- _Dataset content_:
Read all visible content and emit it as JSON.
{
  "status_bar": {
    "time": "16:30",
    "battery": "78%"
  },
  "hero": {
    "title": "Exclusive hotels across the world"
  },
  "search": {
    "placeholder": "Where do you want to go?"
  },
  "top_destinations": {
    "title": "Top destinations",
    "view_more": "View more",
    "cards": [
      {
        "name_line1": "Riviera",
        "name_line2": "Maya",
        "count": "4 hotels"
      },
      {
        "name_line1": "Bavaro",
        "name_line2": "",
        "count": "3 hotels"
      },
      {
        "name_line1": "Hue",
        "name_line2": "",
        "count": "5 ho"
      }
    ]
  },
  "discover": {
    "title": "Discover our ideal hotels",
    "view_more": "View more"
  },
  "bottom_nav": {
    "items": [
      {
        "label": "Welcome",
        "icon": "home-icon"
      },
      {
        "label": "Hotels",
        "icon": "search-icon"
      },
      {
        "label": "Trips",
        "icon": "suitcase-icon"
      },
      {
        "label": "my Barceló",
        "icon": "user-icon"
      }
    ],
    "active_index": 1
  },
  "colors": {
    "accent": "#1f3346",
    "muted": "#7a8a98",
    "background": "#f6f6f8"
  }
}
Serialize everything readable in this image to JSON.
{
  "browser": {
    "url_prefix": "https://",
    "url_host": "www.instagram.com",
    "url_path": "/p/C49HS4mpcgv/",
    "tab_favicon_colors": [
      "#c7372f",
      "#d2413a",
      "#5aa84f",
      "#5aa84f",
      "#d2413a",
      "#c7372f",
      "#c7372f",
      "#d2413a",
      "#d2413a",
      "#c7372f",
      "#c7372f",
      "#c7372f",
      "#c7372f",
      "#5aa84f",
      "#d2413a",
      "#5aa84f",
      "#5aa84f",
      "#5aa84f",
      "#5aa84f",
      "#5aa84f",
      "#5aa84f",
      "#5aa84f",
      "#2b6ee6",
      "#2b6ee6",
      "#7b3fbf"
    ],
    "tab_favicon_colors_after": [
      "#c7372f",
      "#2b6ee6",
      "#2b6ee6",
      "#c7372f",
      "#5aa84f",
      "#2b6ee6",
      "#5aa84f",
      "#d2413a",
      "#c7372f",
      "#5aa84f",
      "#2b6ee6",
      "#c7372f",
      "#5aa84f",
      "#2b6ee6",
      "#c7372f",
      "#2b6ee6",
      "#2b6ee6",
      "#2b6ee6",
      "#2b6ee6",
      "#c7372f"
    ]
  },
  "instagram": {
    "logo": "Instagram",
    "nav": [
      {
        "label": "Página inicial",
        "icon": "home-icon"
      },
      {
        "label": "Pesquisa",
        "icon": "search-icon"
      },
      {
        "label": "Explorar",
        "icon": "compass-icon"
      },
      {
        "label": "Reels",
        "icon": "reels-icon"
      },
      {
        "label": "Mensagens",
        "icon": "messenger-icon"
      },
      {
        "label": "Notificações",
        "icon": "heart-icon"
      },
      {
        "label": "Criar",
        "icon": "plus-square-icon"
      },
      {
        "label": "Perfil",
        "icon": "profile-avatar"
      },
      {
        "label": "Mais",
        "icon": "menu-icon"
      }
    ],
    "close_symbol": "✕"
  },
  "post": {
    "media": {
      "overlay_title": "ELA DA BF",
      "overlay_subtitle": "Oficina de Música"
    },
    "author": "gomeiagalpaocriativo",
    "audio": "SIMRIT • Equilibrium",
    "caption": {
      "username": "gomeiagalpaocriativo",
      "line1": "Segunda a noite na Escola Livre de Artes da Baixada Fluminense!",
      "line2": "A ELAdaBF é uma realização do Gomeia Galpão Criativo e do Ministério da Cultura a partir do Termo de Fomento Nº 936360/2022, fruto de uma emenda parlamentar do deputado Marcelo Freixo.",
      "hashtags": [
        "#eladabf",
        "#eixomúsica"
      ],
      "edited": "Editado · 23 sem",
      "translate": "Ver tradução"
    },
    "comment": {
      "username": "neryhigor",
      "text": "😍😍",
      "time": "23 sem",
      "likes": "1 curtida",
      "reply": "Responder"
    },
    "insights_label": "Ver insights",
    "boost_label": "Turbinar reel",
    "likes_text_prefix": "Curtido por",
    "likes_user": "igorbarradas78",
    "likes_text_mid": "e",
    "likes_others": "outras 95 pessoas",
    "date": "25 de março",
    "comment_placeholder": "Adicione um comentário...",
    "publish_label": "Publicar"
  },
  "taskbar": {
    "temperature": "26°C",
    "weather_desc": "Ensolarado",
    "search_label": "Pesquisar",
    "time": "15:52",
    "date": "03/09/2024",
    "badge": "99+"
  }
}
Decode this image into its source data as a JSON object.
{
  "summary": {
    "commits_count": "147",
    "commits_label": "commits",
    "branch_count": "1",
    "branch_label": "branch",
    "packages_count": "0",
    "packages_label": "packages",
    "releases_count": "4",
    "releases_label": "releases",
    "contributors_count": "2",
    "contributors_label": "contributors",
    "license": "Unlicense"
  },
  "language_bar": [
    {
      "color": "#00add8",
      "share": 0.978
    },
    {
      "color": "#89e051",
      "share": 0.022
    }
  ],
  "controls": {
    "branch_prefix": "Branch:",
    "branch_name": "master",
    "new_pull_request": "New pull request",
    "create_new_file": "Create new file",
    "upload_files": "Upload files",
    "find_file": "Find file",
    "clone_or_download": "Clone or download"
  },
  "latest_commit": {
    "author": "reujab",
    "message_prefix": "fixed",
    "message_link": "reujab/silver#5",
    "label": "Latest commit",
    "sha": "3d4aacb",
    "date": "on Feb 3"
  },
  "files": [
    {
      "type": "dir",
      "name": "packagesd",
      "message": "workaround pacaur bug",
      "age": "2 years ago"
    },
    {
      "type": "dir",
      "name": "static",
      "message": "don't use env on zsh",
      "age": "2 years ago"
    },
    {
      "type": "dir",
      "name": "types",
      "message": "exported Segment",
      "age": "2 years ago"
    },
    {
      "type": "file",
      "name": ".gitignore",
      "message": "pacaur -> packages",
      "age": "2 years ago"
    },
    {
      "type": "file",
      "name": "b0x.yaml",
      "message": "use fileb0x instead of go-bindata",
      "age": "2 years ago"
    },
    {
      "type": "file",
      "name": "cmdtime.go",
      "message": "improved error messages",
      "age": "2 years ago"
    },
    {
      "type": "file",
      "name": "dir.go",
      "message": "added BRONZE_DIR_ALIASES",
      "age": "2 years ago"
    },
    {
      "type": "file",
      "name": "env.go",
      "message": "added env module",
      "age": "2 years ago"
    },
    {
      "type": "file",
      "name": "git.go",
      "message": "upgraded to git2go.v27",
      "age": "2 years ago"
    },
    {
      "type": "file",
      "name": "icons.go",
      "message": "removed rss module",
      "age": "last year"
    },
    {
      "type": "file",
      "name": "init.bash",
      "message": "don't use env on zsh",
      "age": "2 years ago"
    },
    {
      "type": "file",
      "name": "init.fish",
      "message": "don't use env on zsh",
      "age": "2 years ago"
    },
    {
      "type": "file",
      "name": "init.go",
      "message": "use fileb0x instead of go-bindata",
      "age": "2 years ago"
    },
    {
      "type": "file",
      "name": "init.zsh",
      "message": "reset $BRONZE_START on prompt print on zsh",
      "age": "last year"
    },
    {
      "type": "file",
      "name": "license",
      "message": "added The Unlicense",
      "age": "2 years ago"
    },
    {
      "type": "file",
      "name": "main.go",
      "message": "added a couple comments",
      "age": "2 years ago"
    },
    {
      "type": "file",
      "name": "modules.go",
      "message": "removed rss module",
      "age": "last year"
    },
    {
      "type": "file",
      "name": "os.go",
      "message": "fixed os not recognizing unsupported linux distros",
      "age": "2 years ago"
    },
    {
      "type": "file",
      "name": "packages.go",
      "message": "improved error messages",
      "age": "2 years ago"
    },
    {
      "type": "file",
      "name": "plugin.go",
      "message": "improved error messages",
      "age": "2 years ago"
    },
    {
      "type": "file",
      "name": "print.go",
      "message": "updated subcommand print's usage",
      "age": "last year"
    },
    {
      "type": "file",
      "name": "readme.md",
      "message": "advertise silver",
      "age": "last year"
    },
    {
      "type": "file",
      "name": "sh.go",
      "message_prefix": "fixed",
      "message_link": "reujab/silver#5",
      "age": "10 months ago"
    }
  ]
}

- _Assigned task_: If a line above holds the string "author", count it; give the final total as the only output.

- _Answer to this problem_: 2